Remote Desktop Between Ubuntu/Linux and Windows, Part I

Windows will never exert itself in the slightest to co-exist with other platforms, but Linux comes with a variety of excellent secure graphical remote desktop applications, so that you can run your Windows PC from Linux, and Linux from Windows.
Posted January 23, 2009

Eric Geier

(Page 1 of 3)

Do you use both Windows and Linux? Wish you could remote into Windows from Linux (Ubuntu or other distributions) or into Linux from Windows? Well, you can. Just like when using a Remote Desktop Connection between Microsoft platforms (or remoting between Linux machines), you can bring up the desktop of the other platform. You can click around the desktop and run applications just as if you were sitting in front of the computer.

We'll discuss a few different approaches you can take to get this remote desktop capability. Plus we'll go step-by-step through setting up one method, using free tools. Let's get started.

Choosing a remote desktop protocol

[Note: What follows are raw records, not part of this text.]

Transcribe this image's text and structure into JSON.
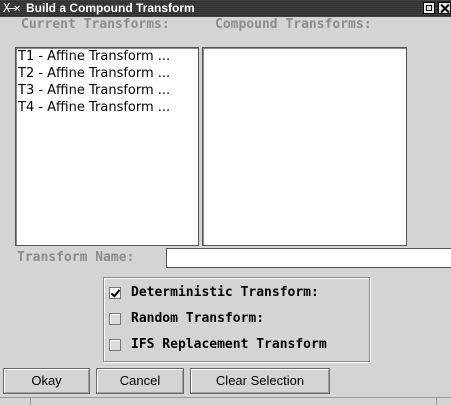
{
  "window": {
    "title": "Build a Compound Transform",
    "logo": "X—⨯",
    "controls": [
      "maximize-icon",
      "close-icon"
    ]
  },
  "headers": {
    "current": "Current Transforms:",
    "compound": "Compound Transforms:"
  },
  "current_transforms": [
    "T1 - Affine Transform ...",
    "T2 - Affine Transform ...",
    "T3 - Affine Transform ...",
    "T4 - Affine Transform ..."
  ],
  "compound_transforms": [],
  "transform_name": {
    "label": "Transform Name:",
    "value": ""
  },
  "options": [
    {
      "label": "Deterministic Transform:",
      "checked": true
    },
    {
      "label": "Random Transform:",
      "checked": false
    },
    {
      "label": "IFS Replacement Transform",
      "checked": false
    }
  ],
  "buttons": {
    "okay": "Okay",
    "cancel": "Cancel",
    "clear": "Clear Selection"
  },
  "colors": {
    "background": "#d4d4d4",
    "titlebar": "#2c2c2c",
    "disabled_text": "#8c8c8c"
  }
}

Remote desktop applications typically use either the Remote Desktop Protocol (RDP) or Virtual Network Computing (VNC) protocol. In order to establish a remote connection, both the host/server and client have to support the same protocol. The problem is that not all operating systems (OSs) use the same default protocol. Plus some Linux distributions and some Windows editions don't include both a remote desktop server and client application, or either one.

Your first task should be evaluating which protocols are already supported by your computers. In addition to scouring your OS, searching documentation, and referring to the cheat sheet table, you ought to be able to figure out what's what, and where. Then in the end, you should choose a protocol to use among all your computers.





Windows Home Edition




Windows XP Professional




Windows Vista Home Basic & Premium




Windows Vista Business & Ultimate




Most Linux Distros




Here are a few more things for you to consider:

  • VNC remote desktop connections are typically slower than RDP connections, however VNC is usually easier to implement across a variety of platforms.

  • For better performance and security, you can use NoMachine's NX free server and clients, or those from FreeNX—more advanced configuration is required though.

  • It's also possible to support RDP connections to Linux machines; for example, by using the xrdp server.

Page 1 of 3

1 2 3
Next Page

Tags: Linux, Windows, Microsoft, server, desktop

0 Comments (click to add your comment)
Comment and Contribute


(Maximum characters: 1200). You have characters left.



IT Management Daily
Don't miss an article. Subscribe to our newsletter below.